Caller and Narrator: Does this experience sound familiar? Then, do what I did. If your computer is holding your hostage and you can’t get the service you deserve, then call Turbo Command, creators of the safest and most reliable computers and operating system on the planet.

Listen, while the competition is spending all of their time trying to imitate our computer’s performance and features, our company is innovating the computer industry. So, why buy a computer that hiccups every time you turn it on when you can be the owner of the sleekest and friendliest machine ever.

Call us today or visit our Website for more information, and let us introduce you to the ultimate computer experience.
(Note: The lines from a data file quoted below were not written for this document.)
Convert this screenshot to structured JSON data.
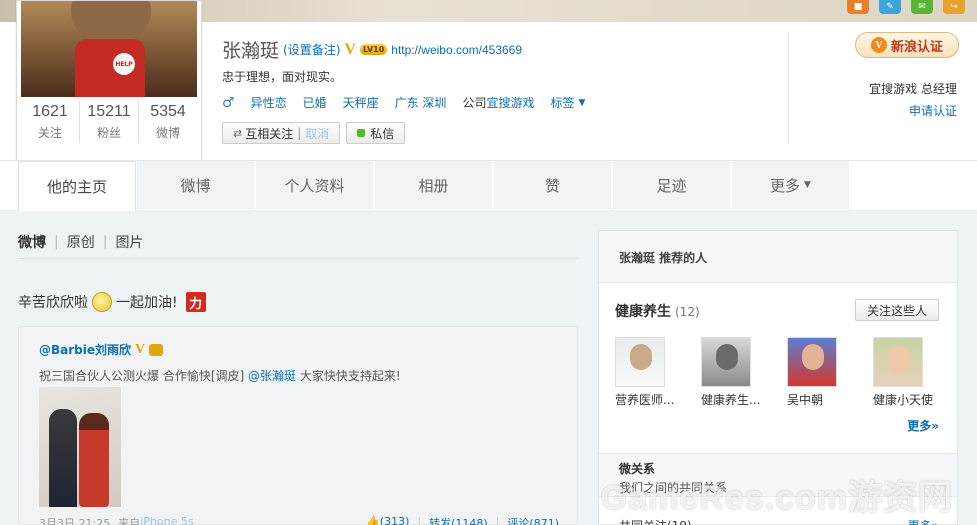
{
  "profile": {
    "name": "张瀚珽",
    "set_remark": "(设置备注)",
    "v_badge": "V",
    "level_badge": "LV10",
    "url": "http://weibo.com/453669",
    "bio": "忠于理想，面对现实。",
    "gender_icon": "♂",
    "orientation": "异性恋",
    "marital": "已婚",
    "zodiac": "天秤座",
    "location": "广东 深圳",
    "company_prefix": "公司",
    "company": "宜搜游戏",
    "tags": "标签",
    "mutual_follow": "互相关注",
    "cancel": "取消",
    "private_message": "私信",
    "stats": [
      {
        "num": "1621",
        "label": "关注"
      },
      {
        "num": "15211",
        "label": "粉丝"
      },
      {
        "num": "5354",
        "label": "微博"
      }
    ]
  },
  "verify": {
    "badge_letter": "V",
    "button_label": "新浪认证",
    "title": "宜搜游戏 总经理",
    "apply": "申请认证"
  },
  "tabs": [
    {
      "label": "他的主页"
    },
    {
      "label": "微博"
    },
    {
      "label": "个人资料"
    },
    {
      "label": "相册"
    },
    {
      "label": "赞"
    },
    {
      "label": "足迹"
    },
    {
      "label": "更多"
    }
  ],
  "feed": {
    "tab_all": "微博",
    "tab_original": "原创",
    "tab_photos": "图片",
    "post_text_1": "辛苦欣欣啦",
    "post_text_2": "一起加油!",
    "li_badge": "力",
    "repost": {
      "author": "@Barbie刘雨欣",
      "v_badge": "V",
      "text_1": "祝三国合伙人公测火爆 合作愉快[调皮] ",
      "mention": "@张瀚珽",
      "text_2": " 大家快快支持起来!",
      "time": "3月3日 21:25",
      "source_prefix": "来自",
      "source": "iPhone 5s",
      "likes": "(313)",
      "forward": "转发(1148)",
      "comment": "评论(871)"
    }
  },
  "sidebar": {
    "header": "张瀚珽 推荐的人",
    "group_title": "健康养生",
    "group_count": "(12)",
    "follow_all": "关注这些人",
    "people": [
      {
        "name": "营养医师..."
      },
      {
        "name": "健康养生..."
      },
      {
        "name": "吴中朝"
      },
      {
        "name": "健康小天使"
      }
    ],
    "more": "更多»",
    "relation_title": "微关系",
    "relation_desc": "我们之间的共同关系",
    "common_follow": "共同关注(19)",
    "common_more": "更多»"
  },
  "watermark": "GameRes.com游资网",
  "colors": {
    "link": "#0a6fb3",
    "verify_orange": "#f08a1d",
    "li_red": "#d7281f"
  }
}
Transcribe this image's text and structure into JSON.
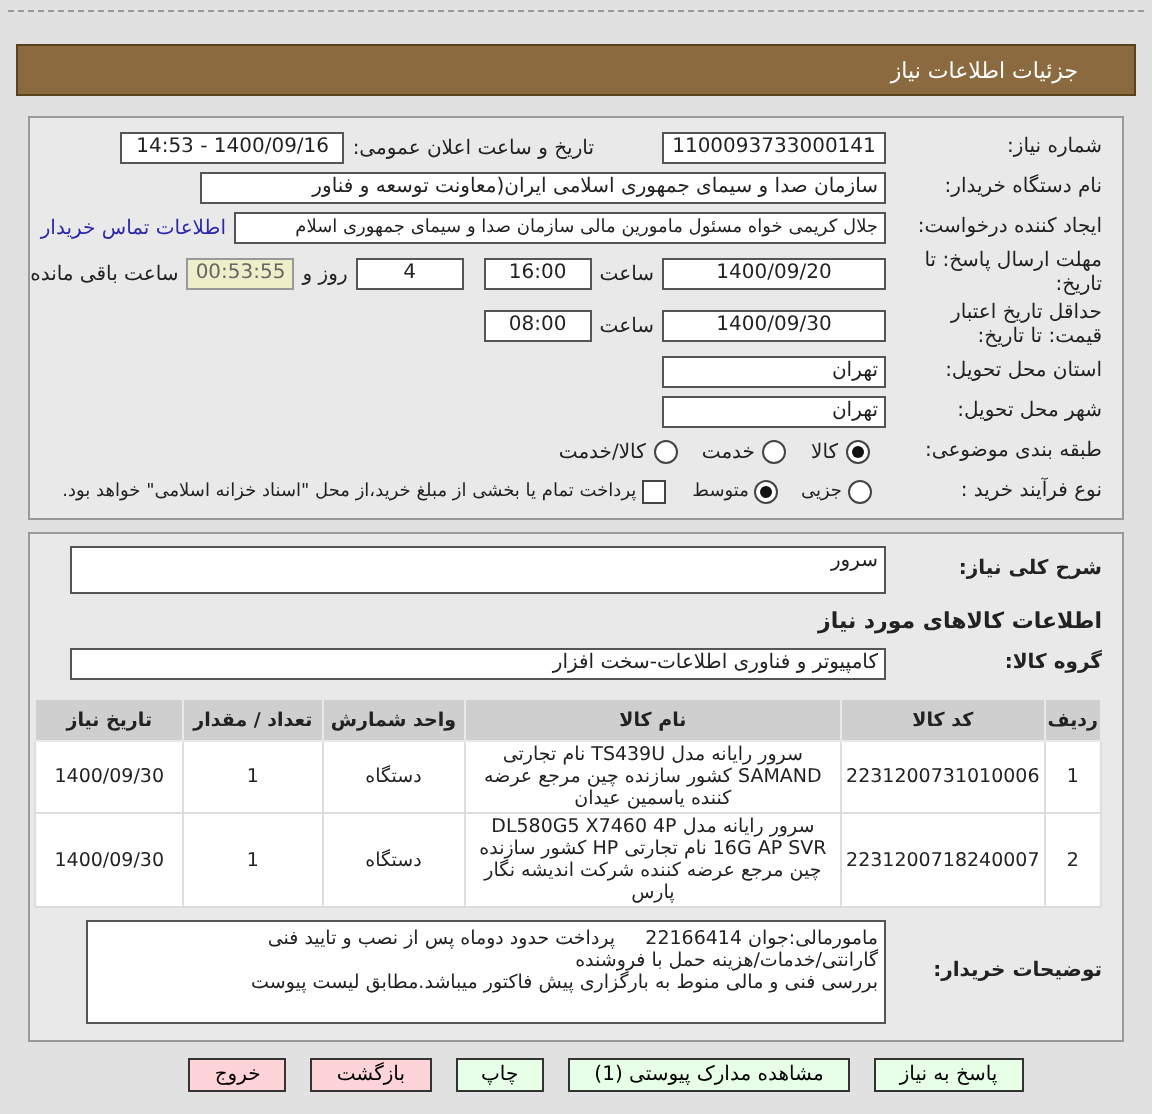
{
  "header": {
    "title": "جزئیات اطلاعات نیاز"
  },
  "need_number": {
    "label": "شماره نیاز:",
    "value": "1100093733000141"
  },
  "announce": {
    "label": "تاریخ و ساعت اعلان عمومی:",
    "value": "1400/09/16 - 14:53"
  },
  "buyer": {
    "label": "نام دستگاه خریدار:",
    "value": "سازمان صدا و سیمای جمهوری اسلامی ایران(معاونت توسعه و فناور"
  },
  "requester": {
    "label": "ایجاد کننده درخواست:",
    "value": "جلال کریمی خواه مسئول مامورین مالی  سازمان صدا و سیمای جمهوری اسلام",
    "link": "اطلاعات تماس خریدار"
  },
  "deadline": {
    "label": "مهلت ارسال پاسخ: تا تاریخ:",
    "date": "1400/09/20",
    "time_label": "ساعت",
    "time": "16:00",
    "days": "4",
    "days_label": "روز و",
    "remaining": "00:53:55",
    "remaining_label": "ساعت باقی مانده"
  },
  "validity": {
    "label": "حداقل تاریخ اعتبار قیمت: تا تاریخ:",
    "date": "1400/09/30",
    "time_label": "ساعت",
    "time": "08:00"
  },
  "province": {
    "label": "استان محل تحویل:",
    "value": "تهران"
  },
  "city": {
    "label": "شهر محل تحویل:",
    "value": "تهران"
  },
  "category": {
    "label": "طبقه بندی موضوعی:",
    "options": [
      {
        "label": "کالا",
        "selected": true
      },
      {
        "label": "خدمت",
        "selected": false
      },
      {
        "label": "کالا/خدمت",
        "selected": false
      }
    ]
  },
  "process": {
    "label": "نوع فرآیند خرید :",
    "options": [
      {
        "label": "جزیی",
        "selected": false
      },
      {
        "label": "متوسط",
        "selected": true
      }
    ],
    "treasury": {
      "label": "پرداخت تمام یا بخشی از مبلغ خرید،از محل \"اسناد خزانه اسلامی\" خواهد بود.",
      "checked": false
    }
  },
  "summary": {
    "label": "شرح کلی نیاز:",
    "value": "سرور"
  },
  "goods_heading": "اطلاعات کالاهای مورد نیاز",
  "goods_group": {
    "label": "گروه کالا:",
    "value": "کامپیوتر و فناوری اطلاعات-سخت افزار"
  },
  "table": {
    "columns": [
      "ردیف",
      "کد کالا",
      "نام کالا",
      "واحد شمارش",
      "تعداد / مقدار",
      "تاریخ نیاز"
    ],
    "rows": [
      [
        "1",
        "2231200731010006",
        "سرور رایانه مدل TS439U نام تجارتی SAMAND کشور سازنده چین مرجع عرضه کننده یاسمین عیدان",
        "دستگاه",
        "1",
        "1400/09/30"
      ],
      [
        "2",
        "2231200718240007",
        "سرور رایانه مدل DL580G5 X7460 4P 16G AP SVR نام تجارتی HP کشور سازنده چین مرجع عرضه کننده شرکت اندیشه نگار پارس",
        "دستگاه",
        "1",
        "1400/09/30"
      ]
    ]
  },
  "buyer_notes": {
    "label": "توضیحات خریدار:",
    "lines": [
      "مامورمالی:جوان 22166414     پرداخت حدود دوماه پس از نصب و تایید فنی",
      "گارانتی/خدمات/هزینه حمل با فروشنده",
      "بررسی فنی و مالی منوط به بارگزاری پیش فاکتور میباشد.مطابق لیست پیوست"
    ]
  },
  "buttons": [
    {
      "label": "پاسخ به نیاز",
      "kind": "action"
    },
    {
      "label": "مشاهده مدارک پیوستی (1)",
      "kind": "action"
    },
    {
      "label": "چاپ",
      "kind": "action"
    },
    {
      "label": "بازگشت",
      "kind": "exit"
    },
    {
      "label": "خروج",
      "kind": "exit"
    }
  ]
}
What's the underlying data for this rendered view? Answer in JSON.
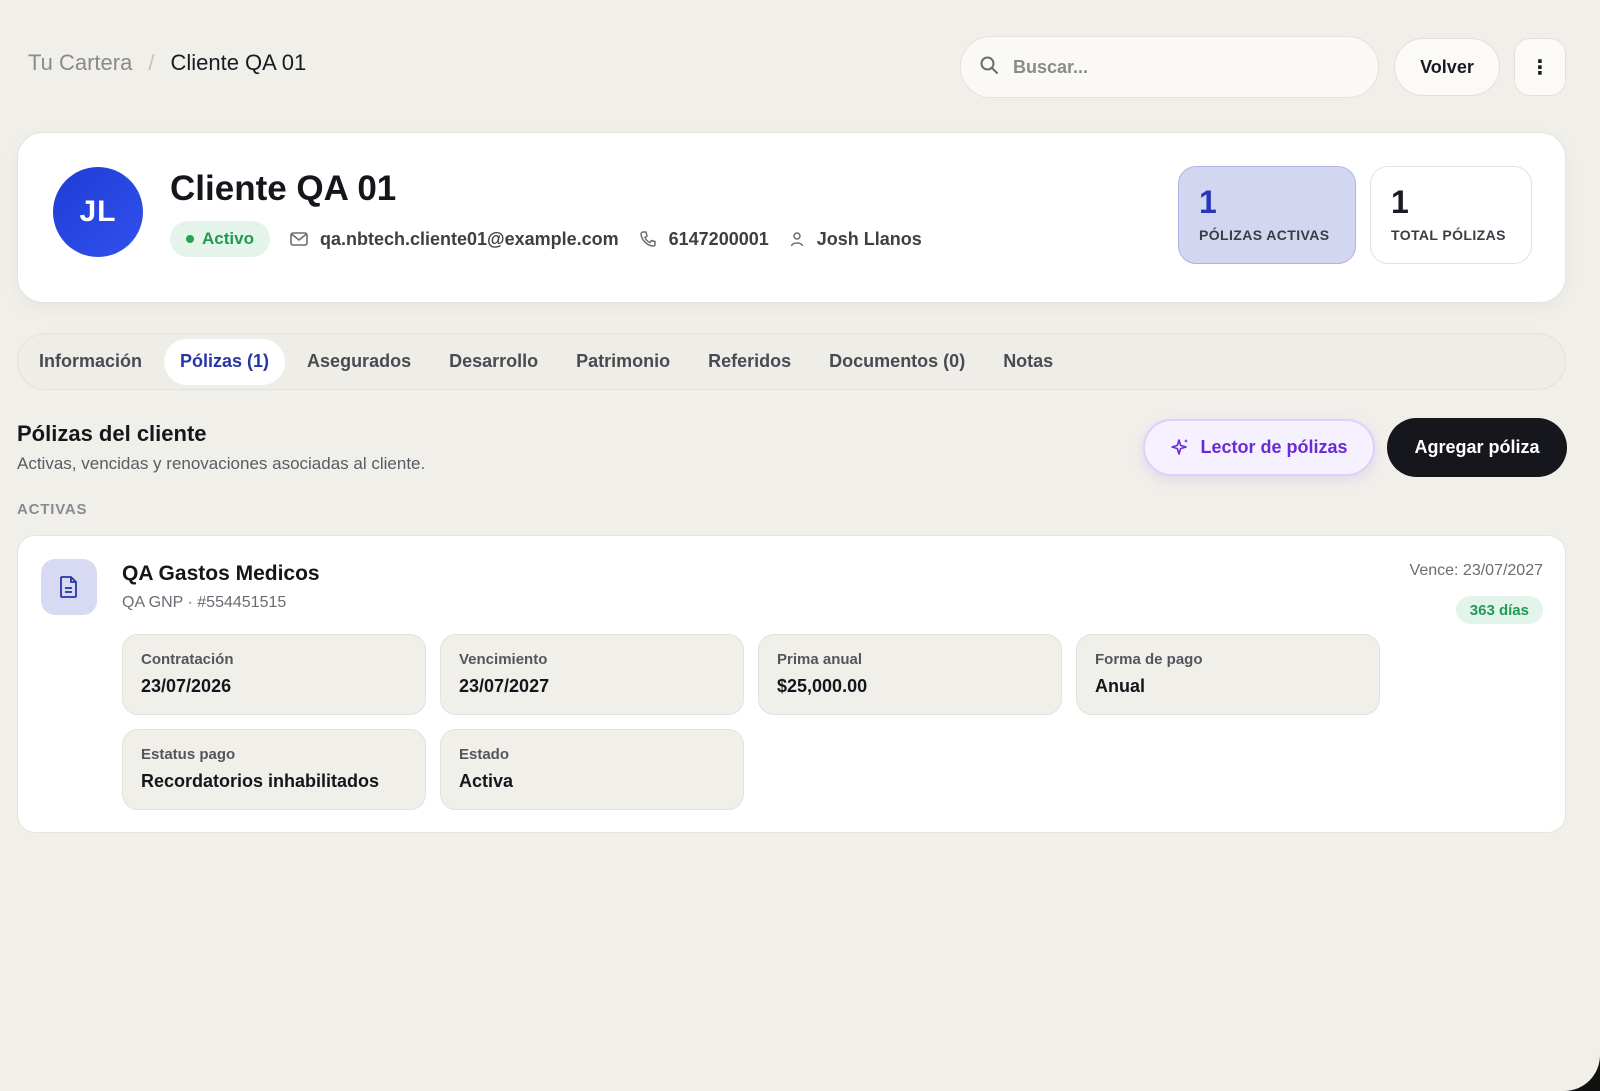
{
  "breadcrumb": {
    "root": "Tu Cartera",
    "separator": "/",
    "current": "Cliente QA 01"
  },
  "search": {
    "placeholder": "Buscar..."
  },
  "header_actions": {
    "back_label": "Volver",
    "more_label": "⋮"
  },
  "client": {
    "initials": "JL",
    "name": "Cliente QA 01",
    "status": "Activo",
    "email": "qa.nbtech.cliente01@example.com",
    "phone": "6147200001",
    "agent": "Josh Llanos",
    "stats": {
      "active_policies": {
        "value": "1",
        "label": "PÓLIZAS ACTIVAS"
      },
      "total_policies": {
        "value": "1",
        "label": "TOTAL PÓLIZAS"
      }
    }
  },
  "tabs": [
    {
      "label": "Información",
      "active": false
    },
    {
      "label": "Pólizas (1)",
      "active": true
    },
    {
      "label": "Asegurados",
      "active": false
    },
    {
      "label": "Desarrollo",
      "active": false
    },
    {
      "label": "Patrimonio",
      "active": false
    },
    {
      "label": "Referidos",
      "active": false
    },
    {
      "label": "Documentos (0)",
      "active": false
    },
    {
      "label": "Notas",
      "active": false
    }
  ],
  "section": {
    "title": "Pólizas del cliente",
    "subtitle": "Activas, vencidas y renovaciones asociadas al cliente.",
    "reader_button": "Lector de pólizas",
    "add_button": "Agregar póliza",
    "group_label": "ACTIVAS"
  },
  "policy": {
    "name": "QA Gastos Medicos",
    "subtitle": "QA GNP · #554451515",
    "due": "Vence: 23/07/2027",
    "days_left": "363 días",
    "fields": [
      {
        "label": "Contratación",
        "value": "23/07/2026"
      },
      {
        "label": "Vencimiento",
        "value": "23/07/2027"
      },
      {
        "label": "Prima anual",
        "value": "$25,000.00"
      },
      {
        "label": "Forma de pago",
        "value": "Anual"
      },
      {
        "label": "Estatus pago",
        "value": "Recordatorios inhabilitados"
      },
      {
        "label": "Estado",
        "value": "Activa"
      }
    ]
  },
  "colors": {
    "background": "#f1efea",
    "accent_blue": "#2736a6",
    "avatar_blue": "#2a46e0",
    "status_green": "#1e9b4f",
    "reader_purple": "#6a2bd6",
    "primary_dark": "#16171c"
  }
}
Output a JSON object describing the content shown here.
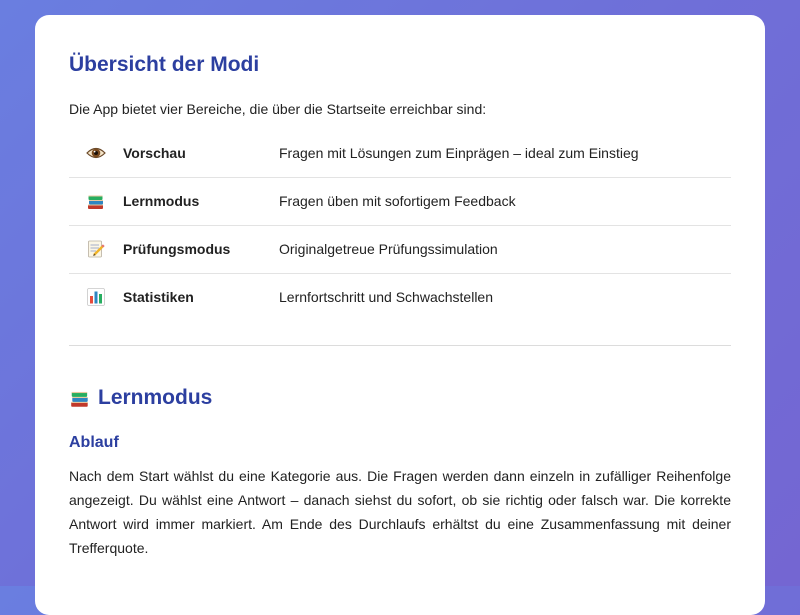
{
  "overview": {
    "title": "Übersicht der Modi",
    "intro": "Die App bietet vier Bereiche, die über die Startseite erreichbar sind:",
    "modes": [
      {
        "icon": "eye-icon",
        "name": "Vorschau",
        "description": "Fragen mit Lösungen zum Einprägen – ideal zum Einstieg"
      },
      {
        "icon": "books-icon",
        "name": "Lernmodus",
        "description": "Fragen üben mit sofortigem Feedback"
      },
      {
        "icon": "memo-icon",
        "name": "Prüfungsmodus",
        "description": "Originalgetreue Prüfungssimulation"
      },
      {
        "icon": "bar-chart-icon",
        "name": "Statistiken",
        "description": "Lernfortschritt und Schwachstellen"
      }
    ]
  },
  "lernmodus": {
    "icon": "books-icon",
    "title": "Lernmodus",
    "subtitle": "Ablauf",
    "text": "Nach dem Start wählst du eine Kategorie aus. Die Fragen werden dann einzeln in zufälliger Reihenfolge angezeigt. Du wählst eine Antwort – danach siehst du sofort, ob sie richtig oder falsch war. Die korrekte Antwort wird immer markiert. Am Ende des Durchlaufs erhältst du eine Zusammenfassung mit deiner Trefferquote."
  },
  "colors": {
    "background_gradient_start": "#6a7ee0",
    "background_gradient_end": "#7466d2",
    "heading": "#2c3fa0",
    "text": "#222222",
    "card": "#ffffff"
  }
}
Key Vocabulary [Top]
  • queue (noun): a list or line of phone calls to be answered (often considered British English); can also be used to describe a line of people waiting for a service
    – The phone message says I’m number 3 in the queue, but I have been waiting for over 20 minutes to talk to someone in customer support.
  • run (verb): operate or function
    – This computer was running great yesterday, but I can’t get it started today.
  • be under warranty (phrasal verb): protected by a written promise by a company to fix or replace one of its products
    – If you’re having problems with the digital camera, send it back to the manufacturer to get a refund. The camera is still under warranty.
  • run out (phrasal verb): reach the ending period of an agreement or contract
    – Sometimes, a product you buy will function perfectly long after the warranty runs out.
  • freeze (verb): stop moving
    – I really hate this computer because it always freezes right when I’m trying to save important documents.
  • crash (verb): stop working
    – My old computer was constantly crashing everyday, so I reinstalled the operating system to see if that would fix the problem.
  • zillion (noun): a very large number
    – I’ve told you a zillion times what the problem is. Don’t you understand it now?
  • clutter (noun): fill an area with things and make it messy
    – I hate some computer companies because they tend to clutter their machines with junk software most people don’t use.
  • be at wit’s end (idiom): be very frustrated because you cannot solve a problem
    – To tell the truth, I’m at my wits’ end trying to figure out the problem with my computer.
  • diagnose (verb): determine the nature of a problem
    – The technical support person couldn’t diagnose the software conflict even after working on it for three hours.
  • deserve (verb): earn something or be worthy of some consideration
    – Our customers deserve friendly and honest service everytime they walk in our store.
  • imitate (verb): copy or reproduce an idea or product
    – Unfortunately, many companies can only imitate the high-quality products of other businesses .
  • innovate (verb): come up with new ideas or methods
    – If you don’t innovate, your business will no longer be competitive.
  • sleek (adjective): attractive
    – The company’s newest MP3 is really sleek, and it should sell well.
  • ultimate (adjective): the best or most superior final one
    – The ultimate goal of our company is to be number one in our field.